“We can time how long it was since you saw a dragon, track your level and what you’re doing – maybe it’s time to bring on a dragon!” says Howard later, explaining how the Radiant AI story system orchestrates such encounters. “One of the designers put in this random encounter where three dragons swoop by this town. It [was intended to be] just a visual – but they think on their own. They saw me and it was party time. I was like: ‘Who did this?!’ But then I thought I’d try to make it work – I ran into the mountains to try and lose them. And I’d lose them every once in a while. It felt like in The Two Towers when Frodo’s going through the swamp – I’ve never felt like that in a game. It was really terrifying. Though I did make the designer take it out. Three dragons is too many.”
One dragon does indeed seem plenty enough trouble – Howard just managing to dodge around the creature and through the doors to the safety of the barrow and its loading screen. Inside, it is dark, the cavernous entrance lit only by a flicker at the far end, illuminating structures of stone that feel quite apart from the daedric shrines and fantasy milieu of Oblivion. This is the land of the Nords – the first men – and their architecture is assuredly driven by Viking influence. It feels earthy, austere and, most importantly, different from the other dungeons you might enter.
“The paradigm for how we build our worlds has not changed since Terminator: Future Shock,” says Howard, describing how Bethesda builds its scenes from prefabricated kits. “We’ve just got better at it, making them more organic, adding a lot more pieces. It makes for good mods as well. We have multiple types of cave in the game, ones that are overgrown with moss and foliage, and then we have ice caves – like a dungeon inside a glacier. Then we have imperial forts. So we have five or six kits and within those kits a lot of variance. In Oblivion our art staff built the dungeons and we only had one or two guys who were your classic level designers. They played fine, but they didn’t have individual impact. So we built up our level design staff, and at last count we have 120 or so dungeons, and then we have another 100-plus points of interest – outside encounters. But you’re going to get puzzles, different-looking environments and good flow. We’re trying to stay away from the maze stuff.”
Farther into the dungeon we see how running water, bubbling over the moss and rocks of the barrow’s floor, is used to direct the player’s eye. Here at the entrance, it is the flickering torches which draw the player in, and as Howard creeps past the stone pillars that prop up the rock above, he eavesdrops on two thieves, standing by the fire, discussing the fate of their colleagues who have ventured deeper into the barrow.
A feral, irradiated ghoul attacks in Fallout 3
“Fallout 3 had multiple states of alert and danger,” says Howard as he sneaks closer, drawing his bow. “We have those states, but they don’t jump in and out of them right away. The Eye symbol [replacing the reticule as in Oblivion] is showing you that they’re moving from one state to another, and your sneak skill affects how fast. We give you time to adjust to the fact that the thing you’re doing is wrong, to realise you’re moving into the light.”
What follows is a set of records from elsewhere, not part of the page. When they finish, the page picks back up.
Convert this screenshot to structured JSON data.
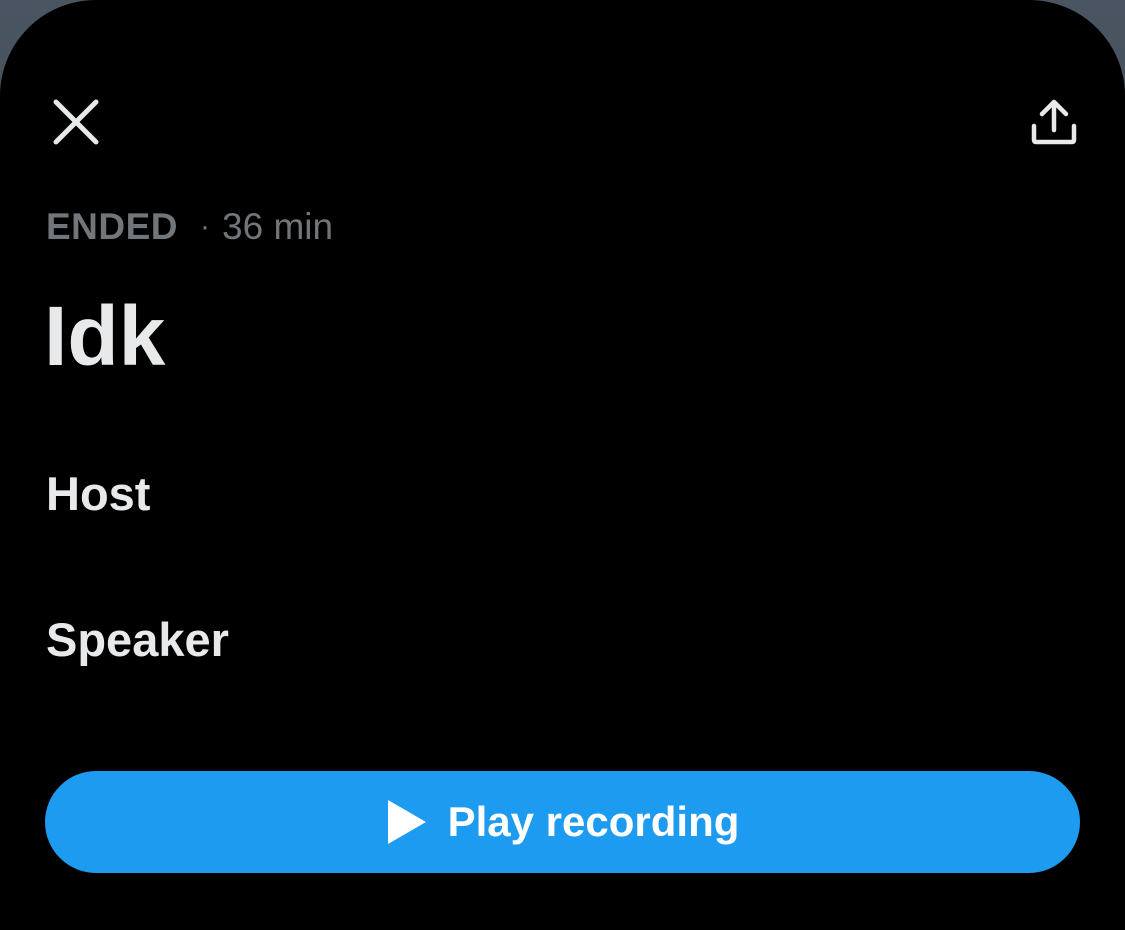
{
  "header": {
    "close_icon": "close-icon",
    "share_icon": "share-upload-icon"
  },
  "space": {
    "status": "ENDED",
    "separator": "·",
    "duration": "36 min",
    "title": "Idk"
  },
  "sections": {
    "host_label": "Host",
    "speaker_label": "Speaker"
  },
  "actions": {
    "play_label": "Play recording",
    "play_icon": "play-icon"
  },
  "colors": {
    "background": "#000000",
    "primary_text": "#e7e9ea",
    "secondary_text": "#71767b",
    "accent": "#1d9bf0"
  }
}
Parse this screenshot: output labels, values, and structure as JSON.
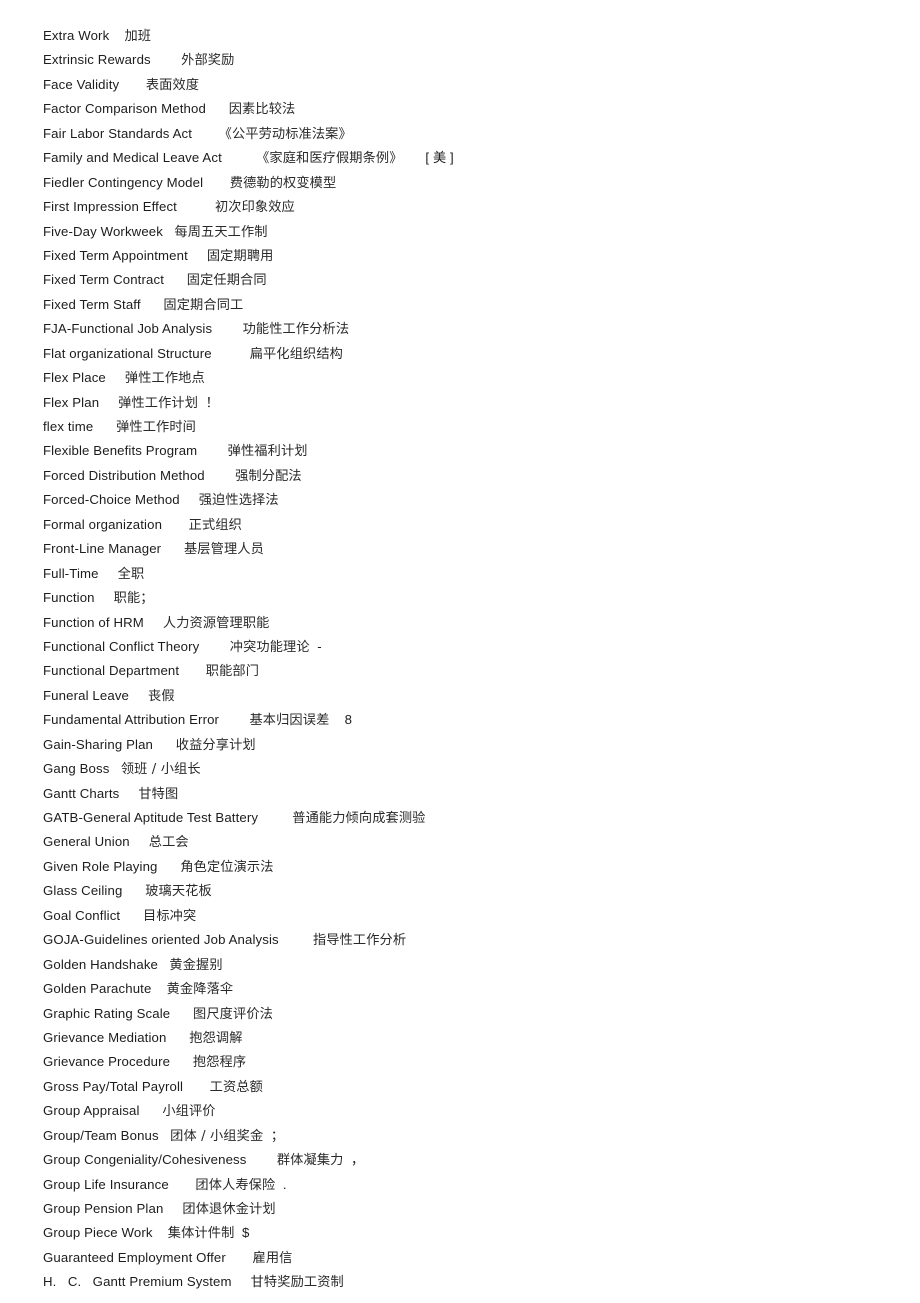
{
  "document": {
    "type": "bilingual-glossary",
    "language_pair": "English-Chinese",
    "section": "F-H",
    "background_color": "#ffffff",
    "text_color": "#1c1c1c"
  },
  "entries": [
    {
      "term": "Extra Work",
      "gap": "    ",
      "translation": "加班",
      "suffix": ""
    },
    {
      "term": "Extrinsic Rewards",
      "gap": "        ",
      "translation": "外部奖励",
      "suffix": ""
    },
    {
      "term": "Face Validity",
      "gap": "       ",
      "translation": "表面效度",
      "suffix": ""
    },
    {
      "term": "Factor Comparison Method",
      "gap": "      ",
      "translation": "因素比较法",
      "suffix": ""
    },
    {
      "term": "Fair Labor Standards Act",
      "gap": "       ",
      "translation": "《公平劳动标准法案》",
      "suffix": ""
    },
    {
      "term": "Family and Medical Leave Act",
      "gap": "         ",
      "translation": "《家庭和医疗假期条例》",
      "suffix": "      [ 美 ]"
    },
    {
      "term": "Fiedler Contingency Model",
      "gap": "       ",
      "translation": "费德勒的权变模型",
      "suffix": ""
    },
    {
      "term": "First Impression Effect",
      "gap": "          ",
      "translation": "初次印象效应",
      "suffix": ""
    },
    {
      "term": "Five-Day Workweek",
      "gap": "   ",
      "translation": "每周五天工作制",
      "suffix": ""
    },
    {
      "term": "Fixed Term Appointment",
      "gap": "     ",
      "translation": "固定期聘用",
      "suffix": ""
    },
    {
      "term": "Fixed Term Contract",
      "gap": "      ",
      "translation": "固定任期合同",
      "suffix": ""
    },
    {
      "term": "Fixed Term Staff",
      "gap": "      ",
      "translation": "固定期合同工",
      "suffix": ""
    },
    {
      "term": "FJA-Functional Job Analysis",
      "gap": "        ",
      "translation": "功能性工作分析法",
      "suffix": ""
    },
    {
      "term": "Flat organizational Structure",
      "gap": "          ",
      "translation": "扁平化组织结构",
      "suffix": ""
    },
    {
      "term": "Flex Place",
      "gap": "     ",
      "translation": "弹性工作地点",
      "suffix": ""
    },
    {
      "term": "Flex Plan",
      "gap": "     ",
      "translation": "弹性工作计划",
      "suffix": "  ！"
    },
    {
      "term": "flex time",
      "gap": "      ",
      "translation": "弹性工作时间",
      "suffix": ""
    },
    {
      "term": "Flexible Benefits Program",
      "gap": "        ",
      "translation": "弹性福利计划",
      "suffix": ""
    },
    {
      "term": "Forced Distribution Method",
      "gap": "        ",
      "translation": "强制分配法",
      "suffix": ""
    },
    {
      "term": "Forced-Choice Method",
      "gap": "     ",
      "translation": "强迫性选择法",
      "suffix": ""
    },
    {
      "term": "Formal organization",
      "gap": "       ",
      "translation": "正式组织",
      "suffix": ""
    },
    {
      "term": "Front-Line Manager",
      "gap": "      ",
      "translation": "基层管理人员",
      "suffix": ""
    },
    {
      "term": "Full-Time",
      "gap": "     ",
      "translation": "全职",
      "suffix": ""
    },
    {
      "term": "Function",
      "gap": "     ",
      "translation": "职能",
      "suffix": "；"
    },
    {
      "term": "Function of HRM",
      "gap": "     ",
      "translation": "人力资源管理职能",
      "suffix": ""
    },
    {
      "term": "Functional Conflict Theory",
      "gap": "        ",
      "translation": "冲突功能理论",
      "suffix": "  -"
    },
    {
      "term": "Functional Department",
      "gap": "       ",
      "translation": "职能部门",
      "suffix": ""
    },
    {
      "term": "Funeral Leave",
      "gap": "     ",
      "translation": "丧假",
      "suffix": ""
    },
    {
      "term": "Fundamental Attribution Error",
      "gap": "        ",
      "translation": "基本归因误差",
      "suffix": "    8"
    },
    {
      "term": "Gain-Sharing Plan",
      "gap": "      ",
      "translation": "收益分享计划",
      "suffix": ""
    },
    {
      "term": "Gang Boss",
      "gap": "   ",
      "translation": "领班 / 小组长",
      "suffix": ""
    },
    {
      "term": "Gantt Charts",
      "gap": "     ",
      "translation": "甘特图",
      "suffix": ""
    },
    {
      "term": "GATB-General Aptitude Test Battery",
      "gap": "         ",
      "translation": "普通能力倾向成套测验",
      "suffix": ""
    },
    {
      "term": "General Union",
      "gap": "     ",
      "translation": "总工会",
      "suffix": ""
    },
    {
      "term": "Given Role Playing",
      "gap": "      ",
      "translation": "角色定位演示法",
      "suffix": ""
    },
    {
      "term": "Glass Ceiling",
      "gap": "      ",
      "translation": "玻璃天花板",
      "suffix": ""
    },
    {
      "term": "Goal Conflict",
      "gap": "      ",
      "translation": "目标冲突",
      "suffix": ""
    },
    {
      "term": "GOJA-Guidelines oriented Job Analysis",
      "gap": "         ",
      "translation": "指导性工作分析",
      "suffix": ""
    },
    {
      "term": "Golden Handshake",
      "gap": "   ",
      "translation": "黄金握别",
      "suffix": ""
    },
    {
      "term": "Golden Parachute",
      "gap": "    ",
      "translation": "黄金降落伞",
      "suffix": ""
    },
    {
      "term": "Graphic Rating Scale",
      "gap": "      ",
      "translation": "图尺度评价法",
      "suffix": ""
    },
    {
      "term": "Grievance Mediation",
      "gap": "      ",
      "translation": "抱怨调解",
      "suffix": ""
    },
    {
      "term": "Grievance Procedure",
      "gap": "      ",
      "translation": "抱怨程序",
      "suffix": ""
    },
    {
      "term": "Gross Pay/Total Payroll",
      "gap": "       ",
      "translation": "工资总额",
      "suffix": ""
    },
    {
      "term": "Group Appraisal",
      "gap": "      ",
      "translation": "小组评价",
      "suffix": ""
    },
    {
      "term": "Group/Team Bonus",
      "gap": "   ",
      "translation": "团体 / 小组奖金",
      "suffix": "  ；"
    },
    {
      "term": "Group Congeniality/Cohesiveness",
      "gap": "        ",
      "translation": "群体凝集力",
      "suffix": "  ，"
    },
    {
      "term": "Group Life Insurance",
      "gap": "       ",
      "translation": "团体人寿保险",
      "suffix": "  ."
    },
    {
      "term": "Group Pension Plan",
      "gap": "     ",
      "translation": "团体退休金计划",
      "suffix": ""
    },
    {
      "term": "Group Piece Work",
      "gap": "    ",
      "translation": "集体计件制",
      "suffix": "  $"
    },
    {
      "term": "Guaranteed Employment Offer",
      "gap": "       ",
      "translation": "雇用信",
      "suffix": ""
    },
    {
      "term": "H.   C.   Gantt Premium System",
      "gap": "     ",
      "translation": "甘特奖励工资制",
      "suffix": ""
    }
  ]
}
Howard skewers one of the thieves through the neck with an arrow. His partner turns and draws her sword. “I’m sure I heard something,” she says ruminatively. Howard quickly puts an end to her curiosity and descends a winding corridor, dispatching a third thief along the way with some frantic close-quarters archery.
Had Howard not killed him, however, the thief would have found no happier fate – instead being butchered by a booby-trapped puzzle in the following chamber, giving the player a hint as to how not to solve it. It’s a simple symbol-matching puzzle, rotating blocks to match those depicted elsewhere, but it is proof that Bethesda is attempting to seed its dungeons with greater personality and variety beyond their monsters.
There are plenty of those monsters, of course – in this case the Draugr, undead Nord warriors, who slink from their berths in the catacomb walls in a most unseemly manner. Howard’s solution to the Draugr menace is to discourage them with a circle of protection spell and then fry them with chain lightning, eventually switching to dual-wielding lightning to deliver an almighty shock. Others meet their end enveloped in a fireball, or tossed off a precipice by the blast. A giant spider, meanwhile, is dispatched by an ice rune – a magical trap which explodes in an icy cloud to slow and damage its prey.